THE DATA:
= Beginning of Section =

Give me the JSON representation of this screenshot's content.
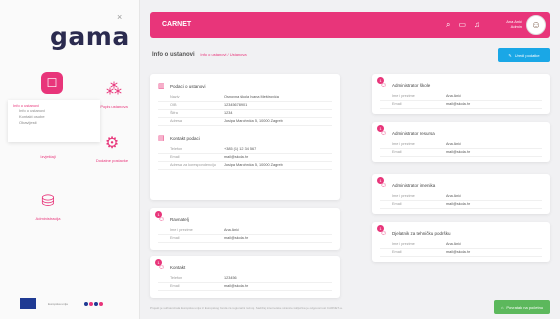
{
  "app": {
    "logo": "gama",
    "close": "×"
  },
  "sidebar": {
    "tiles": [
      {
        "icon": "chat-icon",
        "glyph": "☐",
        "label": "Info o ustanovi"
      },
      {
        "icon": "grid-icon",
        "glyph": "⁂",
        "label": "Popis ustanova"
      },
      {
        "icon": "document-icon",
        "glyph": "▢",
        "label": "Izvještaji"
      },
      {
        "icon": "settings-icon",
        "glyph": "⚙",
        "label": "Dodatne postavke"
      },
      {
        "icon": "layers-icon",
        "glyph": "⛁",
        "label": "Administracija"
      }
    ],
    "submenu": {
      "head": "Info o ustanovi",
      "items": [
        "Info o ustanovi",
        "Kontakt osobe",
        "Obavijesti"
      ]
    },
    "footer_text": "Europska unija"
  },
  "header": {
    "title": "CARNET",
    "user_name": "Ana Anić",
    "user_role": "Admin"
  },
  "page": {
    "breadcrumb": "Info o ustanovi",
    "breadcrumb_sub": "Info o ustanovi / Ustanova",
    "primary_button": "Uredi podatke"
  },
  "left_cards": [
    {
      "sections": [
        {
          "title": "Podaci o ustanovi",
          "rows": [
            {
              "k": "Naziv",
              "v": "Osnovna škola Ivana Meštrovića"
            },
            {
              "k": "OIB",
              "v": "12345678901"
            },
            {
              "k": "Šifra",
              "v": "1234"
            },
            {
              "k": "Adresa",
              "v": "Josipa Marohnića 5, 10000 Zagreb"
            }
          ]
        },
        {
          "title": "Kontakt podaci",
          "rows": [
            {
              "k": "Telefon",
              "v": "+385 (1) 12 34 567"
            },
            {
              "k": "Email",
              "v": "mail@skola.hr"
            },
            {
              "k": "Adresa za korespondenciju",
              "v": "Josipa Marohnića 5, 10000 Zagreb"
            }
          ]
        }
      ]
    },
    {
      "sections": [
        {
          "title": "Ravnatelj",
          "badge": "1",
          "rows": [
            {
              "k": "Ime i prezime",
              "v": "Ana Anić"
            },
            {
              "k": "Email",
              "v": "mail@skola.hr"
            }
          ]
        }
      ]
    },
    {
      "sections": [
        {
          "title": "Kontakt",
          "badge": "1",
          "rows": [
            {
              "k": "Telefon",
              "v": "123456"
            },
            {
              "k": "Email",
              "v": "mail@skola.hr"
            }
          ]
        }
      ]
    }
  ],
  "right_cards": [
    {
      "title": "Administrator škole",
      "badge": "1",
      "rows": [
        {
          "k": "Ime i prezime",
          "v": "Ana Anić"
        },
        {
          "k": "Email",
          "v": "mail@skola.hr"
        }
      ]
    },
    {
      "title": "Administrator resursa",
      "badge": "1",
      "rows": [
        {
          "k": "Ime i prezime",
          "v": "Ana Anić"
        },
        {
          "k": "Email",
          "v": "mail@skola.hr"
        }
      ]
    },
    {
      "title": "Administrator imenika",
      "badge": "1",
      "rows": [
        {
          "k": "Ime i prezime",
          "v": "Ana Anić"
        },
        {
          "k": "Email",
          "v": "mail@skola.hr"
        }
      ]
    },
    {
      "title": "Djelatnik za tehničku podršku",
      "badge": "1",
      "rows": [
        {
          "k": "Ime i prezime",
          "v": "Ana Anić"
        },
        {
          "k": "Email",
          "v": "mail@skola.hr"
        }
      ]
    }
  ],
  "footer": {
    "text": "Projekt je sufinancirala Europska unija iz Europskog fonda za regionalni razvoj. Sadržaj internetske stranice isključiva je odgovornost CARNET-a.",
    "green_button": "Povratak na početnu"
  },
  "colors": {
    "accent": "#e8357a",
    "primary": "#1aa7e6",
    "success": "#5cb85c"
  }
}
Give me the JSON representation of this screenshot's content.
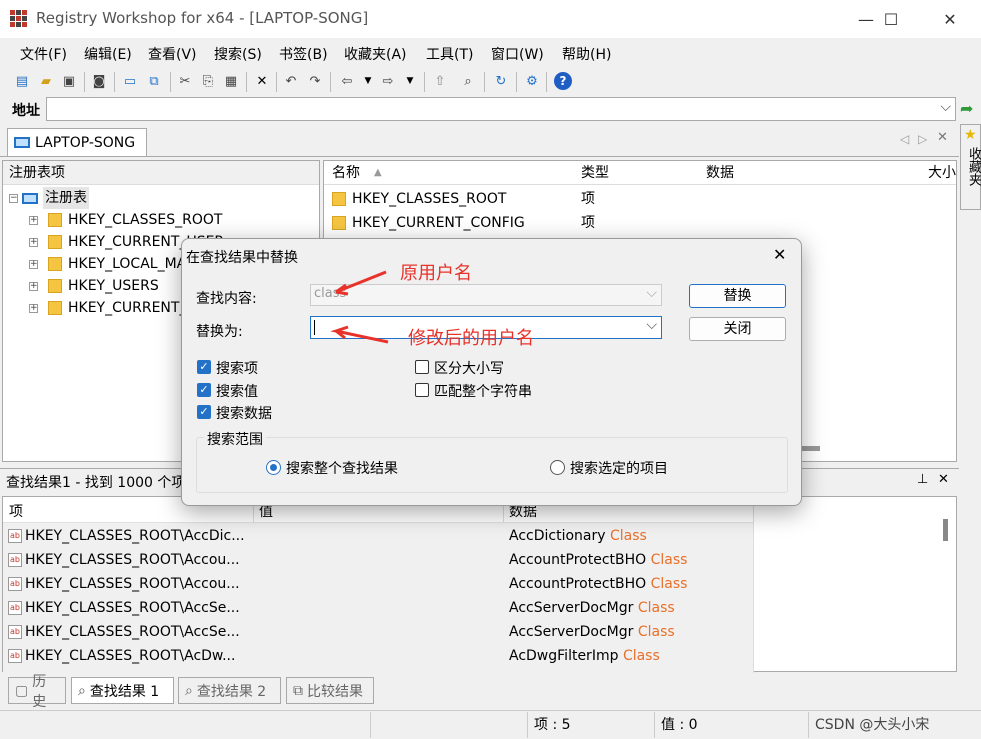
{
  "window": {
    "title": "Registry Workshop for x64 - [LAPTOP-SONG]",
    "controls": {
      "minimize": "—",
      "maximize": "☐",
      "close": "✕"
    }
  },
  "menu": [
    "文件(F)",
    "编辑(E)",
    "查看(V)",
    "搜索(S)",
    "书签(B)",
    "收藏夹(A)",
    "工具(T)",
    "窗口(W)",
    "帮助(H)"
  ],
  "address": {
    "label": "地址",
    "value": ""
  },
  "tab": {
    "label": "LAPTOP-SONG"
  },
  "favorites": {
    "label": "收藏夹"
  },
  "tree": {
    "header": "注册表项",
    "root": "注册表",
    "items": [
      "HKEY_CLASSES_ROOT",
      "HKEY_CURRENT_USER",
      "HKEY_LOCAL_MACHINE",
      "HKEY_USERS",
      "HKEY_CURRENT_CONFIG"
    ]
  },
  "values_list": {
    "columns": [
      "名称",
      "类型",
      "数据",
      "大小"
    ],
    "rows": [
      {
        "name": "HKEY_CLASSES_ROOT",
        "type": "项"
      },
      {
        "name": "HKEY_CURRENT_CONFIG",
        "type": "项"
      }
    ]
  },
  "dialog": {
    "title": "在查找结果中替换",
    "find_label": "查找内容:",
    "find_value": "class",
    "replace_label": "替换为:",
    "replace_value": "",
    "replace_button": "替换",
    "close_button": "关闭",
    "checkboxes": [
      {
        "label": "搜索项",
        "checked": true
      },
      {
        "label": "搜索值",
        "checked": true
      },
      {
        "label": "搜索数据",
        "checked": true
      },
      {
        "label": "区分大小写",
        "checked": false
      },
      {
        "label": "匹配整个字符串",
        "checked": false
      }
    ],
    "scope_group": "搜索范围",
    "scope_options": [
      {
        "label": "搜索整个查找结果",
        "selected": true
      },
      {
        "label": "搜索选定的项目",
        "selected": false
      }
    ]
  },
  "annotations": {
    "original": "原用户名",
    "modified": "修改后的用户名",
    "color": "#e8322a"
  },
  "results": {
    "header": "查找结果1 - 找到 1000 个项",
    "columns": [
      "项",
      "值",
      "数据"
    ],
    "rows": [
      {
        "key": "HKEY_CLASSES_ROOT\\AccDic...",
        "data": "AccDictionary",
        "suffix": "Class"
      },
      {
        "key": "HKEY_CLASSES_ROOT\\Accou...",
        "data": "AccountProtectBHO",
        "suffix": "Class"
      },
      {
        "key": "HKEY_CLASSES_ROOT\\Accou...",
        "data": "AccountProtectBHO",
        "suffix": "Class"
      },
      {
        "key": "HKEY_CLASSES_ROOT\\AccSe...",
        "data": "AccServerDocMgr",
        "suffix": "Class"
      },
      {
        "key": "HKEY_CLASSES_ROOT\\AccSe...",
        "data": "AccServerDocMgr",
        "suffix": "Class"
      },
      {
        "key": "HKEY_CLASSES_ROOT\\AcDw...",
        "data": "AcDwgFilterImp",
        "suffix": "Class"
      }
    ]
  },
  "bottom_tabs": [
    "历史",
    "查找结果 1",
    "查找结果 2",
    "比较结果"
  ],
  "status": {
    "items": "项 : 5",
    "values": "值 : 0",
    "watermark": "CSDN @大头小宋"
  }
}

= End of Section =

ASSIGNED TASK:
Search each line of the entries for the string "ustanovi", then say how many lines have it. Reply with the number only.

RESPONSE TO THE TASK:
6